Ag Today June 17, 2020

COVID-19 cases among ag workers, Hispanics disproportionately higher in Santa Maria [Santa Maria Times]

Hispanics, Latinos and agricultural workers make up a disproportionate number of the COVID-19 cases in the Santa Maria area, where the number of cases is the highest in the county, according to a report delivered to the Santa Barbara County Board of Supervisors on Tuesday. … Based on occupation, agricultural workers make up 20% of the Santa Maria cases, with the next-highest category, 11%, being the unemployed and disabled.


Central Valley “left behind” on federal COVID contracts [KFSN TV, Fresno]

The federal government has spent more than $25 billion so far in a scramble to get everything this country needs during the coronavirus crisis. … About $1.1 billion of it has come to California, but my analysis uncovered only $7.9 million – in 19 contracts – to the Central Valley. … Even in agriculture, where the Valley leads the nation, the government isn’t looking here for much of its more than $400 million in COVID-coded spending. RJB Produce landed the biggest contract, a $4.5 million job. … Sun-Maid and Sierra Sun have also gotten ag contracts for less than $800,000 each.
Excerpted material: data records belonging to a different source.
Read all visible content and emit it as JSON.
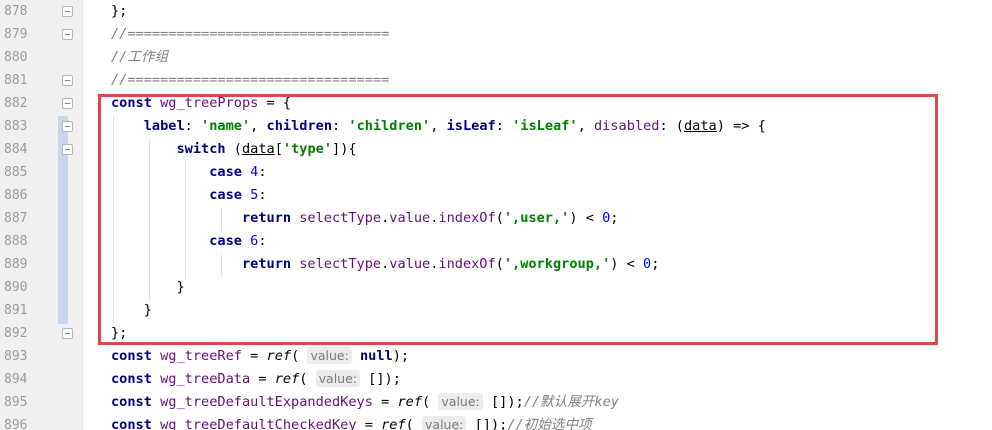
{
  "lines": [
    {
      "n": "878",
      "fold": "minus",
      "tokens": [
        [
          "p",
          "};"
        ]
      ]
    },
    {
      "n": "879",
      "fold": "minus",
      "tokens": [
        [
          "cm",
          "//================================"
        ]
      ]
    },
    {
      "n": "880",
      "fold": "",
      "tokens": [
        [
          "cm",
          "//工作组"
        ]
      ]
    },
    {
      "n": "881",
      "fold": "minus",
      "tokens": [
        [
          "cm",
          "//================================"
        ]
      ]
    },
    {
      "n": "882",
      "fold": "minus",
      "tokens": [
        [
          "kw",
          "const"
        ],
        [
          "p",
          " "
        ],
        [
          "prop",
          "wg_treeProps"
        ],
        [
          "p",
          " = {"
        ]
      ]
    },
    {
      "n": "883",
      "fold": "minus",
      "tokens": [
        [
          "p",
          "    "
        ],
        [
          "kw",
          "label"
        ],
        [
          "p",
          ": "
        ],
        [
          "str",
          "'name'"
        ],
        [
          "p",
          ", "
        ],
        [
          "kw",
          "children"
        ],
        [
          "p",
          ": "
        ],
        [
          "str",
          "'children'"
        ],
        [
          "p",
          ", "
        ],
        [
          "kw",
          "isLeaf"
        ],
        [
          "p",
          ": "
        ],
        [
          "str",
          "'isLeaf'"
        ],
        [
          "p",
          ", "
        ],
        [
          "prop",
          "disabled"
        ],
        [
          "p",
          ": ("
        ],
        [
          "param",
          "data"
        ],
        [
          "p",
          ") => {"
        ]
      ]
    },
    {
      "n": "884",
      "fold": "minus",
      "tokens": [
        [
          "p",
          "        "
        ],
        [
          "kw",
          "switch"
        ],
        [
          "p",
          " ("
        ],
        [
          "param",
          "data"
        ],
        [
          "p",
          "["
        ],
        [
          "str",
          "'type'"
        ],
        [
          "p",
          "]){"
        ]
      ]
    },
    {
      "n": "885",
      "fold": "",
      "tokens": [
        [
          "p",
          "            "
        ],
        [
          "kw",
          "case"
        ],
        [
          "p",
          " "
        ],
        [
          "num",
          "4"
        ],
        [
          "p",
          ":"
        ]
      ]
    },
    {
      "n": "886",
      "fold": "",
      "tokens": [
        [
          "p",
          "            "
        ],
        [
          "kw",
          "case"
        ],
        [
          "p",
          " "
        ],
        [
          "num",
          "5"
        ],
        [
          "p",
          ":"
        ]
      ]
    },
    {
      "n": "887",
      "fold": "",
      "tokens": [
        [
          "p",
          "                "
        ],
        [
          "kw",
          "return"
        ],
        [
          "p",
          " "
        ],
        [
          "prop",
          "selectType"
        ],
        [
          "p",
          "."
        ],
        [
          "prop",
          "value"
        ],
        [
          "p",
          "."
        ],
        [
          "prop",
          "indexOf"
        ],
        [
          "p",
          "("
        ],
        [
          "str",
          "',user,'"
        ],
        [
          "p",
          ") < "
        ],
        [
          "num",
          "0"
        ],
        [
          "p",
          ";"
        ]
      ]
    },
    {
      "n": "888",
      "fold": "",
      "tokens": [
        [
          "p",
          "            "
        ],
        [
          "kw",
          "case"
        ],
        [
          "p",
          " "
        ],
        [
          "num",
          "6"
        ],
        [
          "p",
          ":"
        ]
      ]
    },
    {
      "n": "889",
      "fold": "",
      "tokens": [
        [
          "p",
          "                "
        ],
        [
          "kw",
          "return"
        ],
        [
          "p",
          " "
        ],
        [
          "prop",
          "selectType"
        ],
        [
          "p",
          "."
        ],
        [
          "prop",
          "value"
        ],
        [
          "p",
          "."
        ],
        [
          "prop",
          "indexOf"
        ],
        [
          "p",
          "("
        ],
        [
          "str",
          "',workgroup,'"
        ],
        [
          "p",
          ") < "
        ],
        [
          "num",
          "0"
        ],
        [
          "p",
          ";"
        ]
      ]
    },
    {
      "n": "890",
      "fold": "",
      "tokens": [
        [
          "p",
          "        }"
        ]
      ]
    },
    {
      "n": "891",
      "fold": "",
      "tokens": [
        [
          "p",
          "    }"
        ]
      ]
    },
    {
      "n": "892",
      "fold": "minus",
      "tokens": [
        [
          "p",
          "};"
        ]
      ]
    },
    {
      "n": "893",
      "fold": "",
      "tokens": [
        [
          "kw",
          "const"
        ],
        [
          "p",
          " "
        ],
        [
          "prop",
          "wg_treeRef"
        ],
        [
          "p",
          " = "
        ],
        [
          "fn",
          "ref"
        ],
        [
          "p",
          "( "
        ],
        [
          "hint",
          "value:"
        ],
        [
          "p",
          " "
        ],
        [
          "kw",
          "null"
        ],
        [
          "p",
          ");"
        ]
      ]
    },
    {
      "n": "894",
      "fold": "",
      "tokens": [
        [
          "kw",
          "const"
        ],
        [
          "p",
          " "
        ],
        [
          "prop",
          "wg_treeData"
        ],
        [
          "p",
          " = "
        ],
        [
          "fn",
          "ref"
        ],
        [
          "p",
          "( "
        ],
        [
          "hint",
          "value:"
        ],
        [
          "p",
          " []);"
        ]
      ]
    },
    {
      "n": "895",
      "fold": "",
      "tokens": [
        [
          "kw",
          "const"
        ],
        [
          "p",
          " "
        ],
        [
          "prop",
          "wg_treeDefaultExpandedKeys"
        ],
        [
          "p",
          " = "
        ],
        [
          "fn",
          "ref"
        ],
        [
          "p",
          "( "
        ],
        [
          "hint",
          "value:"
        ],
        [
          "p",
          " []);"
        ],
        [
          "cm",
          "//默认展开key"
        ]
      ]
    },
    {
      "n": "896",
      "fold": "",
      "tokens": [
        [
          "kw",
          "const"
        ],
        [
          "p",
          " "
        ],
        [
          "prop",
          "wg_treeDefaultCheckedKey"
        ],
        [
          "p",
          " = "
        ],
        [
          "fn",
          "ref"
        ],
        [
          "p",
          "( "
        ],
        [
          "hint",
          "value:"
        ],
        [
          "p",
          " []);"
        ],
        [
          "cm",
          "//初始选中项"
        ]
      ]
    }
  ],
  "annotation": {
    "color": "#e0474d",
    "label": "highlighted wg_treeProps block"
  }
}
State says local air district too generous with emission credits [Bakersfield Californian]

State air quality officials have accused Central Valley regulators of undermining local anti-pollution measures by repeatedly miscalculating emission credits for the benefit of industry. A report released this month by the California Air Resources Board says the San Joaquin Valley Air Pollution Control District has for years overestimated gains achieved when businesses close and tractors are converted from diesel to electric power. … The outcome is likely to be greater regulatory transparency and higher costs for businesses applying for permission to vent exhaust in a region with some of the country’s dirtiest air.


Congress to probe Trump’s aggressive trade policies [Wall Street Journal]

Congress will scrutinize the Trump administration’s aggressive international trade initiatives on Wednesday as the top U.S. trade negotiator, Robert Lighthizer, appears before House and Senate committees. The administration completed a preliminary trade deal with China in January after a bruising trade war that saddled U.S. importers with tariffs on most Chinese imports and temporarily dried up the Chinese export market for U.S. farmers. … Mr. Lighthizer also negotiated a new trade accord with Mexico and Canada that was approved by Congress earlier this year.


Man arrested for allegedly stealing beehives in 5 states [Associated Press]

A man who stole dozens of beehives across the West has been arrested in Washington state, the Lincoln County Sheriff’s Office said. The bees could be worth more than $200,000. “The case has the potential of over 30 victims spread across CaliforniaIdahoMontanaOregon and Washington,” the Sheriff’s Office told the Bellingham Herald. … A “beekeeper chop shop” is common in California and other parts of the country, the Sheriff’s Office said. … In 2017, a man was accused of stealing nearly $1 million worth of hives from almond orchards, The Associated Press reported.


Editorial: It’s now or never to save California’s bullet train [Los Angeles Times]

… It’s not too late to consider alternatives that might help keep high speed rail on track. Last week, lawmakers took the strongest action to date to try to pause or even reset the project. … The Assembly passed a resolution demanding that the High Speed Rail Authority not award key contracts to build the Central Valley segment of the system. … Signing the contract would make it nearly impossible for lawmakers to consider alternative ways to build the bullet train. … The question isn’t whether the bullet train should be built, but rather how